The state of the roads in Ethiopia’s Oromia region (a western region bordering South Sudan) are not for the faint of heart – nor week of spine. Worse yet was the speed with which our driver dodged crater-sized potholes and slip-slided through meters of slick red mud. This drive might have been a teeth-clenching test of endurance had it not been for the verdant green pastoral landscape that stretched out from the road on all sides. Having traveled in numerous countries in western and eastern Africa, I was more accustomed to views of dense, tropical jungles or semi-arid savannah, not to a landscape that more closely resembled Ireland with its greener-than-green fields dotted by grazing animals. The only striking difference being the dirt road that blazed like a red ribbon lain haphazardly over green velvet.
As our ancient Range Rover moved with alacrity through this landscape, my mind drifted back to the conversation I had had with my colleague on the airplane from Addis Ababa to Assosa. She had asked, innocently enough, about my other work at MEDA and I launched into a discussion about my projects and MEDA’s approach to women’s economic empowerment. This somehow took a turn to discussing the state of women in Pakistan (site of a MEDA value chain project focusing on women’s entrepreneurship), and as I discussed honor killings, acid attacks, and the Islamic custom of purdah (limiting women’s mobile outside the home), my colleague’s face became one of astonishment. I was surprised, however, that my colleague used this information as further evidence against Islam and not as a discussion point for women’s equality more broadly. Ethiopia, she informed me, did have this “problem.” While it may be true that Ethiopia doesn’t have the same kind of violence towards women witnessed in some parts of Pakistan, Ethiopia is not a shining example for the equitable treatment of women, despite being predominantly Christian (Muslims make up approximately 33%). While Christianity may not have as overt cultural practices segregating women, are not the subtle messages of submission and subservience on the part of women found throughout Christian teachings indicative of a pervasive, and deeply-rooted prejudice toward women?

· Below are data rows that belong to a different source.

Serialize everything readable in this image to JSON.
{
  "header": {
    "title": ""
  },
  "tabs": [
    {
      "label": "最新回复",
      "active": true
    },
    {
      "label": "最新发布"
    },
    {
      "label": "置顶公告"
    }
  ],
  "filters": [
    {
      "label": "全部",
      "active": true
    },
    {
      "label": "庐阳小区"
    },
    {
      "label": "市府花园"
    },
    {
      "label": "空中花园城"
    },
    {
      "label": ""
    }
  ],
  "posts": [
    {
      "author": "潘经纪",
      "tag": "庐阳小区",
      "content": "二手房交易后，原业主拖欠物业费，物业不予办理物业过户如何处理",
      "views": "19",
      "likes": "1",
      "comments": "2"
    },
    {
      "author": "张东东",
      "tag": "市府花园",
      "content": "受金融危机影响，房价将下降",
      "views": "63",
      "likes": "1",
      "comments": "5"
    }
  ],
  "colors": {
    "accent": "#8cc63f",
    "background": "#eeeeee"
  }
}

In recent years, former US President, Jimmy Carter, has become an outspoken advocate for advancing women’s equality around the world; most notably breaking from his own congregation of many years in opposition to the churches inequitable treatment of women. In a recent article entitled, “Losing my Religion for Equality,” Carter affirms:
This view that women are somehow inferior to men is not restricted to one religion or belief. Women are prevented from playing a full and equal role in many faiths. Nor, tragically, does its influence stop at the walls of the church, mosque, synagogue or temple. This discrimination, unjustifiably attributed to a Higher Authority, has provided a reason or excuse for the deprivation of women's equal rights across the world for centuries.1

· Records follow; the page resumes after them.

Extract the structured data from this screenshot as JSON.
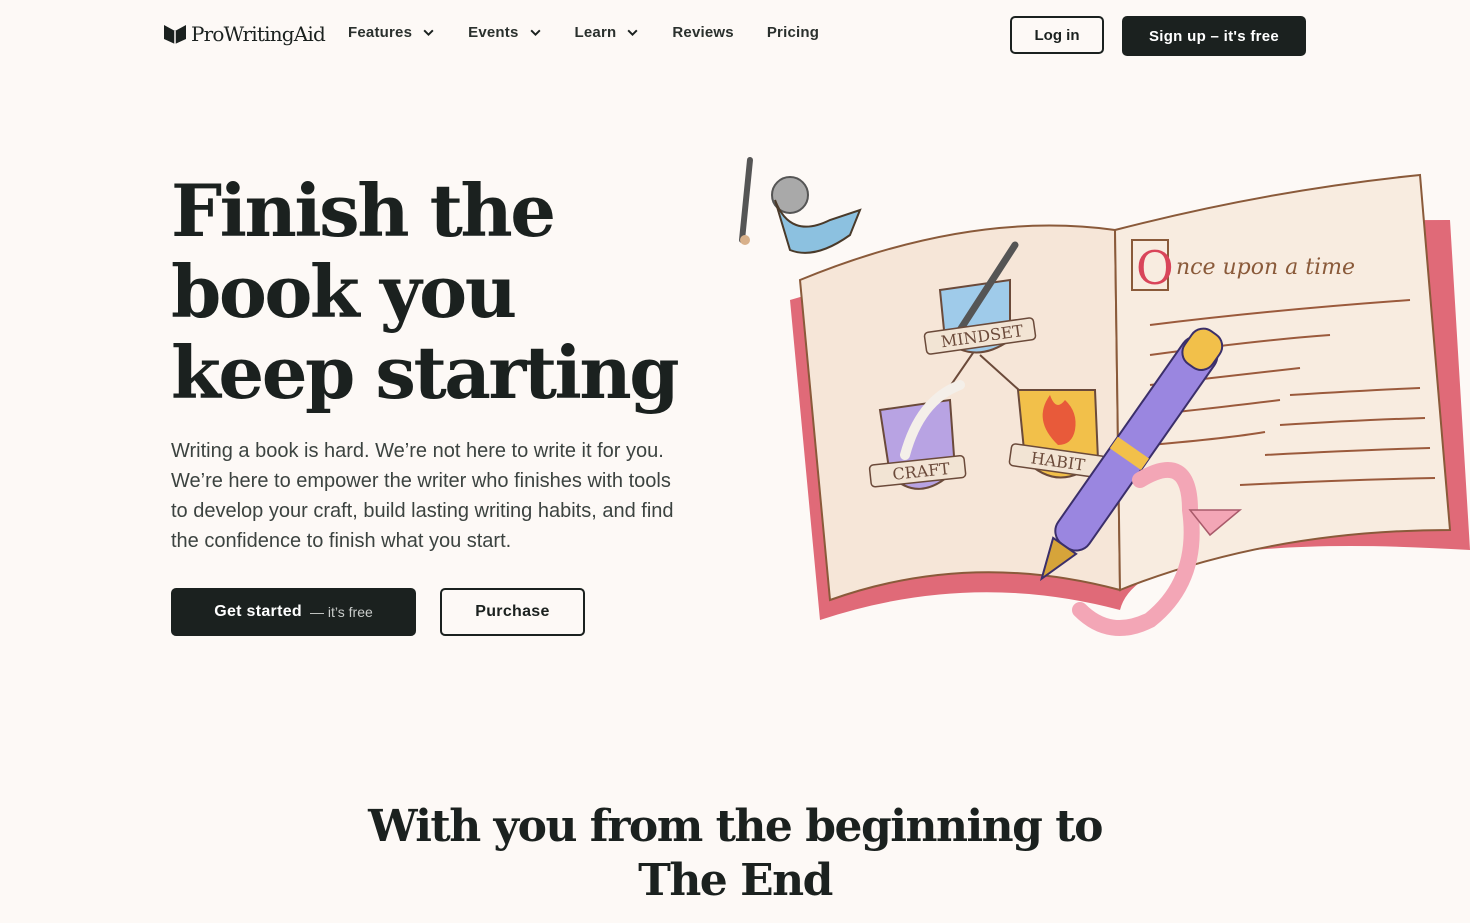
{
  "brand": {
    "name": "ProWritingAid"
  },
  "nav": {
    "items": [
      {
        "label": "Features",
        "has_dropdown": true
      },
      {
        "label": "Events",
        "has_dropdown": true
      },
      {
        "label": "Learn",
        "has_dropdown": true
      },
      {
        "label": "Reviews",
        "has_dropdown": false
      },
      {
        "label": "Pricing",
        "has_dropdown": false
      }
    ],
    "login_label": "Log in",
    "signup_label": "Sign up – it's free"
  },
  "hero": {
    "title": "Finish the book you keep starting",
    "subtitle": "Writing a book is hard. We’re not here to write it for you. We’re here to empower the writer who finishes with tools to develop your craft, build lasting writing habits, and find the confidence to finish what you start.",
    "cta_primary": "Get started",
    "cta_primary_sub": "— it’s free",
    "cta_secondary": "Purchase"
  },
  "illustration": {
    "book_text": "nce upon a time",
    "drop_cap": "O",
    "badges": [
      "MINDSET",
      "CRAFT",
      "HABIT"
    ]
  },
  "section": {
    "title": "With you from the beginning to The End"
  },
  "colors": {
    "background": "#fdf9f6",
    "primary": "#1b211f",
    "book_cover": "#e06a78",
    "pen": "#9a86e0"
  }
}
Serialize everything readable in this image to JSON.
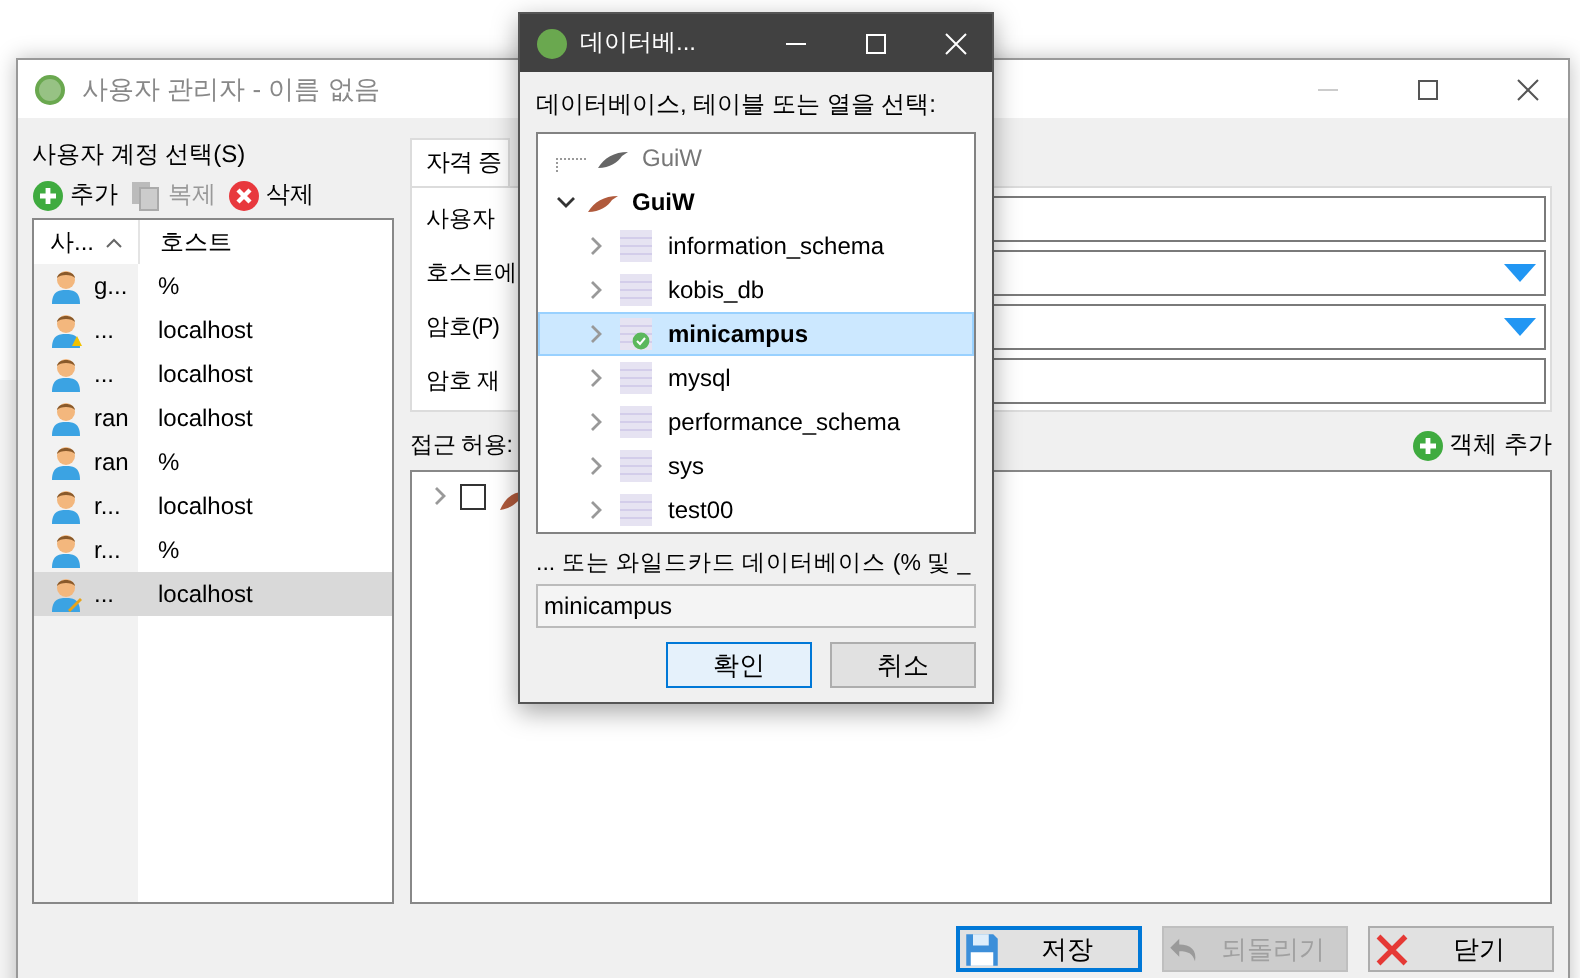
{
  "main_window": {
    "title": "사용자 관리자 - 이름 없음",
    "account_label": "사용자 계정 선택(S)",
    "toolbar": [
      {
        "label": "추가",
        "kind": "add",
        "disabled": false
      },
      {
        "label": "복제",
        "kind": "copy",
        "disabled": true
      },
      {
        "label": "삭제",
        "kind": "delete",
        "disabled": false
      }
    ],
    "user_table": {
      "columns": [
        "사...",
        "호스트"
      ],
      "rows": [
        {
          "user": "g...",
          "host": "%",
          "kind": "plain",
          "selected": false
        },
        {
          "user": "...",
          "host": "localhost",
          "kind": "warning",
          "selected": false
        },
        {
          "user": "...",
          "host": "localhost",
          "kind": "plain",
          "selected": false
        },
        {
          "user": "ran",
          "host": "localhost",
          "kind": "plain",
          "selected": false
        },
        {
          "user": "ran",
          "host": "%",
          "kind": "plain",
          "selected": false
        },
        {
          "user": "r...",
          "host": "localhost",
          "kind": "plain",
          "selected": false
        },
        {
          "user": "r...",
          "host": "%",
          "kind": "plain",
          "selected": false
        },
        {
          "user": "...",
          "host": "localhost",
          "kind": "edit",
          "selected": true
        }
      ]
    },
    "tab": "자격 증",
    "fields": [
      {
        "label": "사용자",
        "kind": "text"
      },
      {
        "label": "호스트에",
        "kind": "dropdown"
      },
      {
        "label": "암호(P)",
        "kind": "dropdown"
      },
      {
        "label": "암호 재",
        "kind": "text"
      }
    ],
    "access_label": "접근 허용:",
    "add_object_button": "객체 추가",
    "access_tree": [
      {
        "checked": false,
        "expanded": false
      }
    ],
    "buttons": [
      {
        "label": "저장",
        "kind": "save",
        "disabled": false,
        "focused": true
      },
      {
        "label": "되돌리기",
        "kind": "undo",
        "disabled": true,
        "focused": false
      },
      {
        "label": "닫기",
        "kind": "close",
        "disabled": false,
        "focused": false
      }
    ]
  },
  "dialog": {
    "title": "데이터베...",
    "prompt": "데이터베이스, 테이블 또는 열을 선택:",
    "tree": [
      {
        "label": "GuiW",
        "disabled": true,
        "expanded": false
      },
      {
        "label": "GuiW",
        "disabled": false,
        "expanded": true,
        "children": [
          {
            "label": "information_schema",
            "selected": false,
            "current": false
          },
          {
            "label": "kobis_db",
            "selected": false,
            "current": false
          },
          {
            "label": "minicampus",
            "selected": true,
            "current": true
          },
          {
            "label": "mysql",
            "selected": false,
            "current": false
          },
          {
            "label": "performance_schema",
            "selected": false,
            "current": false
          },
          {
            "label": "sys",
            "selected": false,
            "current": false
          },
          {
            "label": "test00",
            "selected": false,
            "current": false
          }
        ]
      }
    ],
    "wildcard_label": "... 또는 와일드카드 데이터베이스 (% 및 _",
    "wildcard_value": "minicampus",
    "buttons": [
      {
        "label": "확인",
        "focused": true
      },
      {
        "label": "취소",
        "focused": false
      }
    ]
  }
}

As I consider my colleague’s position, I can’t help but consider my own and wonder am I in any position to remonstrate? For all the milestones that the US has achieved toward gender parity, do we still not suffer the same pervasive and deeply-rooted prejudice toward women? I need not quote here oft-cited statistics on gender balance in the work place, salary disparity between women and men, or the fact that a women has still never held the highest office in the most influential country on the planet (despite Ms. Clinton’s best attempts).
Coincidently, as I bounce-skid-brake-swerve my way over red dirt roads, 550km east Ethiopia’s capital is hosting the Third International Conference on Financing for Development. Attended by high-level political representatives (including US President, Barack Obama), non-governmental organizations and business sector entities, the conference has explicit discussions on development financing for women in underdeveloped communities across the globe. Perhaps not so surprisingly. Gender equality activities (doesn’t even the lack of direct reference to women in the nomenclature somehow negate the issue?) in development initiatives have become common place in recent years. Many large international development donors have required implementing partners to include gender activities, though in many cases only as a tertiary component. In fact, according to a recent OECD-DAC account, only 5 percent of all international development aid is targeted towards gender equality as a principal objective in 2012-2013. Moreover, when it comes to investing in women’s economic empowerment, the percentage was even lower at 2 percent, and aid to economic and productive sectors has remained flat despite evidence that focusing development initiatives on women can have a greater multiplying effect on the development of families and communities.2
So again, I wonder, for all our international conferences, if gender programming, and supposedly enlightened thinking will we ever achieve global gender equality? I like to think that it’s more a matter of when rather than if. Regardless, this much is surely true, the road to women’s empowerment and true equality will be like the red roads that wind through these Ethiopian hills: long, difficult, and totally worth the trip.
1. TheAge.com "Losing My Religion for Equality." July 15, 2009 Jimmy Carter.
2. Financing: Why it Matters for Women and Girls, UN Women.